Addenbrooke’s Hospital in Cambridge, UK, will become the first hospital in the world to use an artificial intelligence tool which aims to improve survival rates for some cancers.

Known as Project InnerEye and developed at Microsoft’s Cambridge Research Lab, the tool uses cutting-edge technology to develop AI models that uses the hospital’s own data to automatically highlight tumours and healthy organs on patient scans. These will then be checked and confirmed by a clinical oncologist before the patient receives treatment.

The tool will shorten the lengthy and complex treatment planning stage for CT scans by 90%, with clinicians being able to segment images up to 13 times faster than doing it manually, enabling them to spend more time with patients.

With Cancer Research estimating that as many as 3 million people in the UK have now missed out on cancer screening tests, InnerEye will potentially reduce the mounting cancer treatment backlog and crucially clinician burnout happening across the NHS as a result of COVID-19.

To ensure that all hospitals can use the InnerEye Deep Learning Toolkit , Microsoft has made it freely available as opensource software, opening up the possibilities for new radiotherapy treatments to become mainstream.

Dr Raj Jena, an Oncologist at Addenbrooke’s and Co-Lead of InnerEye, said: “The results from InnerEye are a game-changer. Using machine learning tools can save time for busy clinicians and help get our patients into treatment as quickly as possible.”

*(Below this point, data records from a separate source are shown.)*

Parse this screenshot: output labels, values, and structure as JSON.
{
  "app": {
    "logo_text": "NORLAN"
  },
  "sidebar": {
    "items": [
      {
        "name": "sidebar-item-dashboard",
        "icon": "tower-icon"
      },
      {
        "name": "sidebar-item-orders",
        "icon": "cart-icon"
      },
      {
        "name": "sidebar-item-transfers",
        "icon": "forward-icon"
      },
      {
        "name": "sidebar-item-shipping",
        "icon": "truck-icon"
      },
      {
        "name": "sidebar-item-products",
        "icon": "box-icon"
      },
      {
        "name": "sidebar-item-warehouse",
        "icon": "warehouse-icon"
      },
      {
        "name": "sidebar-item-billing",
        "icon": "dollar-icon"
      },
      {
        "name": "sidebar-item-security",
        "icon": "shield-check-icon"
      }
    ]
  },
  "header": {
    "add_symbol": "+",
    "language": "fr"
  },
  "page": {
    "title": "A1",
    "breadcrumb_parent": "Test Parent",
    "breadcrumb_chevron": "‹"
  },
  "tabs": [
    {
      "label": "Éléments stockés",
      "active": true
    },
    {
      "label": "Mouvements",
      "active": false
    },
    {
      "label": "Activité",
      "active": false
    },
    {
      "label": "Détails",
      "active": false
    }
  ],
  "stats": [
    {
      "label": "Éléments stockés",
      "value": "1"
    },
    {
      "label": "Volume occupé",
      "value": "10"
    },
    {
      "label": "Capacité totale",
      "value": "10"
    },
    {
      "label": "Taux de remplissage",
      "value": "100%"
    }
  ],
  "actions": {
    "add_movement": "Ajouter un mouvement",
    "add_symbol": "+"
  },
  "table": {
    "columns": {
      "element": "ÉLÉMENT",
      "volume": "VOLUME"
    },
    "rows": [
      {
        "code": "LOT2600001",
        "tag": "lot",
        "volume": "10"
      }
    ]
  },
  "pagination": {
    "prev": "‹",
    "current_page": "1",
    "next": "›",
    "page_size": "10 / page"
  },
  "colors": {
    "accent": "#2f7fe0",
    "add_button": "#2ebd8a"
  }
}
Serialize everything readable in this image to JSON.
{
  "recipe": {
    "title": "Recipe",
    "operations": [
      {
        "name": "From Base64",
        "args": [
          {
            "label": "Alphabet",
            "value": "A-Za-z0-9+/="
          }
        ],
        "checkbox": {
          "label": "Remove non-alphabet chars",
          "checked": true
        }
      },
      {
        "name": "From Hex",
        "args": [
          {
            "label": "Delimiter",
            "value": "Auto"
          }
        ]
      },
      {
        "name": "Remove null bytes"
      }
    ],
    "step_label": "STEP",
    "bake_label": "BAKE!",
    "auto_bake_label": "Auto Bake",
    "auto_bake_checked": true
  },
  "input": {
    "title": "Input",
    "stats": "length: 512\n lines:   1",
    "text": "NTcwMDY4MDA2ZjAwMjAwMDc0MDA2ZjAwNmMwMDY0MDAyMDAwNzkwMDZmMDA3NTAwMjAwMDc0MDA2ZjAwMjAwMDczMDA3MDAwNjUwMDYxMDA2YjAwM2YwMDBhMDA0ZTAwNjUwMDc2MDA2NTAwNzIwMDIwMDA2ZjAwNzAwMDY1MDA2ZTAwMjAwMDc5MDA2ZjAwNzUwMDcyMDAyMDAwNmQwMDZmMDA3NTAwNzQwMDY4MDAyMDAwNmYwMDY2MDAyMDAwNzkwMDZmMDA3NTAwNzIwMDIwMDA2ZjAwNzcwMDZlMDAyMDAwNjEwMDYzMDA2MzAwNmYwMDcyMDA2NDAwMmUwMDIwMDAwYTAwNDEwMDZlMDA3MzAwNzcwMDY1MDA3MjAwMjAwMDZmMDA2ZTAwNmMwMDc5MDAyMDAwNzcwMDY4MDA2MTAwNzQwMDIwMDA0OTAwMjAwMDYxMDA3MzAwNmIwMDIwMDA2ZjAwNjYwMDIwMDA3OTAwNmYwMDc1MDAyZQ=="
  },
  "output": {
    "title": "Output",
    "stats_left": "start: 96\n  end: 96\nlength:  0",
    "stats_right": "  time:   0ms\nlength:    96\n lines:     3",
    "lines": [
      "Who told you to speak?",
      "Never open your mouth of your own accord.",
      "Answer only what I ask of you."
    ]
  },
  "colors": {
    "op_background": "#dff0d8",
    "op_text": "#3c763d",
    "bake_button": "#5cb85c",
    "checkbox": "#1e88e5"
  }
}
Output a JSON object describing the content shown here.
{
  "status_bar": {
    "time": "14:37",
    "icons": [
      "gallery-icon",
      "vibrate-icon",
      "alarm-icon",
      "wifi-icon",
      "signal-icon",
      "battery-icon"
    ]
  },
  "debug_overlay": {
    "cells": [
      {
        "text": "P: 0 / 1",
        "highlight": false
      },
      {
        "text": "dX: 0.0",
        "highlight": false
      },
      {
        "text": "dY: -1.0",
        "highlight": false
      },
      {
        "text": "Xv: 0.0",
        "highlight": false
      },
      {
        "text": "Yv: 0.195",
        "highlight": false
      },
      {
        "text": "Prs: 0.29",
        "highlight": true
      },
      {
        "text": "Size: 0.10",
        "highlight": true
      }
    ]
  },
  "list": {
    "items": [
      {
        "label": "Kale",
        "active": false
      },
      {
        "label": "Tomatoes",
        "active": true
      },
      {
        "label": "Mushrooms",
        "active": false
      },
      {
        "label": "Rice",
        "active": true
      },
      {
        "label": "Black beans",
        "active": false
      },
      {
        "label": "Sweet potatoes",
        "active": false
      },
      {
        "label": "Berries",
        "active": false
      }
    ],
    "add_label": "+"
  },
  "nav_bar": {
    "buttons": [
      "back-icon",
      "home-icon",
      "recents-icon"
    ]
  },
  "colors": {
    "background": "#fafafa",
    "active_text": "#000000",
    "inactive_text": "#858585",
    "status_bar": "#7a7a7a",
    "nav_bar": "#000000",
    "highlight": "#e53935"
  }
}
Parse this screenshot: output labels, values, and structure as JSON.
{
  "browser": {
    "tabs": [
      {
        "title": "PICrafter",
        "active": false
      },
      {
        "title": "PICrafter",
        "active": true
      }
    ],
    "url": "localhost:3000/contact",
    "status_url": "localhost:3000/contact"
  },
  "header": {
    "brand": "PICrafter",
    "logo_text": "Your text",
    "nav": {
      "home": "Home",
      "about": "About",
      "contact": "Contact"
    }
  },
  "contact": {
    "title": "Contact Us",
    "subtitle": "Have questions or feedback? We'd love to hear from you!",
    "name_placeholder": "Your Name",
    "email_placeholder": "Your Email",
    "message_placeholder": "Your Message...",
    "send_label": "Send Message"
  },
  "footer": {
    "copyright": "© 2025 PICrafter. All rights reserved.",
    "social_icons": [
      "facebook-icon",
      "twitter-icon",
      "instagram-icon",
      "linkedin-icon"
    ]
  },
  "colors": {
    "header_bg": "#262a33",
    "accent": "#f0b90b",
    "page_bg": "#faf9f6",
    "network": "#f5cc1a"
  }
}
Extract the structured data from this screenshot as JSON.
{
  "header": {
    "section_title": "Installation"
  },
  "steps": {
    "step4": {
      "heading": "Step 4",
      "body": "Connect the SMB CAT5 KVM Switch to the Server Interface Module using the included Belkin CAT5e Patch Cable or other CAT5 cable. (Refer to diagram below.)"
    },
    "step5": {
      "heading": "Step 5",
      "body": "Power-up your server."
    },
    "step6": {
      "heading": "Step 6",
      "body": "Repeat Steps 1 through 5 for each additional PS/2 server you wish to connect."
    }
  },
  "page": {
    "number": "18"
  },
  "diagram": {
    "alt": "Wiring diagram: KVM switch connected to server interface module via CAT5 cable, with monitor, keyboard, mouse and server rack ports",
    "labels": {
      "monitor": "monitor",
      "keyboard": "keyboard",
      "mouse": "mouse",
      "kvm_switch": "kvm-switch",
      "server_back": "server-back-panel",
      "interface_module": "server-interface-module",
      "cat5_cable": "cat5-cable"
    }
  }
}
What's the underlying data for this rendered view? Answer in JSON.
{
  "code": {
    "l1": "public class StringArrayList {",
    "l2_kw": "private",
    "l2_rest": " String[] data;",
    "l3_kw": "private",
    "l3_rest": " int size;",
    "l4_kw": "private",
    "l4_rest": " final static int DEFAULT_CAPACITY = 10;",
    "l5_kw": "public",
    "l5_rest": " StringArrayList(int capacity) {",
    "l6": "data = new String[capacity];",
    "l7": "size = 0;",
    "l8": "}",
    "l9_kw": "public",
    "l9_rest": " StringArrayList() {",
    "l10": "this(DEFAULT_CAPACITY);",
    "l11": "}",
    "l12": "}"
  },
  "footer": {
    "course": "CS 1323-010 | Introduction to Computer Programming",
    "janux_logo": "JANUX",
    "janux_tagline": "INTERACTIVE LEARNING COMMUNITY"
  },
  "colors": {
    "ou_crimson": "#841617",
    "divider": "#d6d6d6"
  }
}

Addenbrooke’s has been working with Microsoft to develop and pilot InnerEye over the past eight years. When the AI tool is in place, the hospital will be able to use its own data to improve accuracy. It is believed to be the first time an NHS trust has introduced a deep-learning solution trained on their own data.

Yvonne Rimmer, Consultant Clinical Oncologist at Addenbrooke’s, said: “There is no doubt that InnerEye is saving me time. It’s very good at understanding where the prostate gland is and healthy organs surrounding it, such as the bladder. It’s speeding up the process so I can concentrate on looking at a patient’s diagnostic images and tailoring treatment to them.

“But it’s important for patients to know that the AI is helping me in my professional role; it’s not replacing me in the process. I doublecheck everything the AI does and can change it if I need to. The key thing is that most of the time, I don’t need to change anything.”

Endorsing the project, the UK’s Health and Social Care Secretary Matt Hancock said: “New innovations like this can make all the difference to patients. Helping people receive treatment faster is incredibly important and will not only improve recovery rates but will save clinicians precious time so they can focus on caring for patients.

“Embracing new technologies will help save lives and is vital for the sustainability of the NHS, and our NHS Long Term Plan will continue to deliver the best possible care for patients so that we can offer faster, more personalised and effective cancer treatment for all.”

The research paper can be read on the Jama Network Open here